A transient lymphocytosis precedes myeloid recovery in many patients with AML treated with intensive chemotherapy. We describe the kinetics, clinical features, and immunology of lymphocyte recovery which is markedly augmented by the inclusion of GM-CSF in induction therapy. Lymphocyte recovery from 19 patients receiving GM-CSF as part of induction therapy was compared to a historical control of 25 patients treated with identical chemotherapy in the absence of cytokine. Kinetics and clinical features of lymphocyte recovery were analyzed. Peripheral blood was studied by flow cytometry, chromium release assays, and Southern analysis of the T-cell antigen receptor beta chain gene. Patients treated with GM-CSF to recruit cells into cycle, exhibit markedly increased peaks of lymphocyte recovery. Recovering lymphocytes demonstrated an activated memory T-cell phenotype suggestive of a cytokine release syndrome. Lymphoid recovery was often associated with rash, fever, and lymphadenopathy. Study patients who developed peak lymphocyte counts ≥1000 μl were more likely to achieve remission than those with a lower peak. Recovery lymphocytes did not lyse pretreatment autologous bone marrow cells. Southern analysis demonstrated dominant potentially clonal rearrangements in the majority of patients studied. Lymphocyte recovery, which appears to include oligoclonal expansion of memory T cells is markedly augmented by administration of GM-CSF during chemotherapy. This may represent a non-specific response by a limited repertoire of T cells surviving therapy, or a specific clonal response to a powerful exogenous or endogenous antigen. Possible antileukemic activity of these cells remains to be elucidated.

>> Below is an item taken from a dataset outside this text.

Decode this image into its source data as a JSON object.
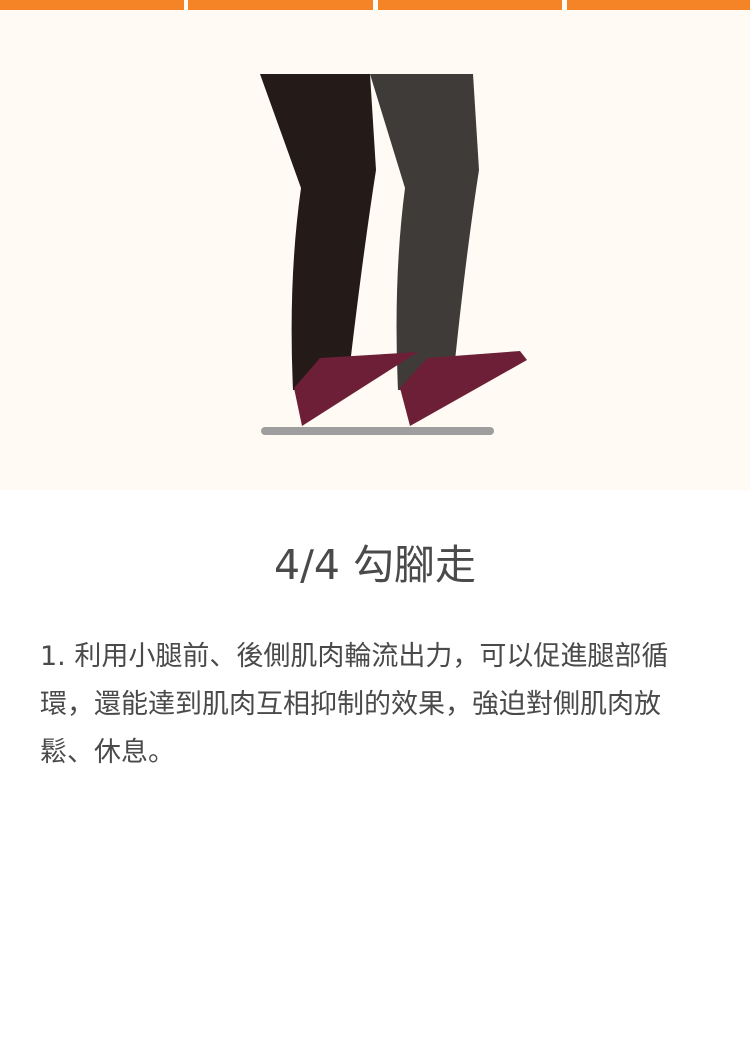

|Original language||English (US)|
|Number of pages||11|
|State||Published - Mar 1994|
ASJC Scopus subject areas
- Cancer Research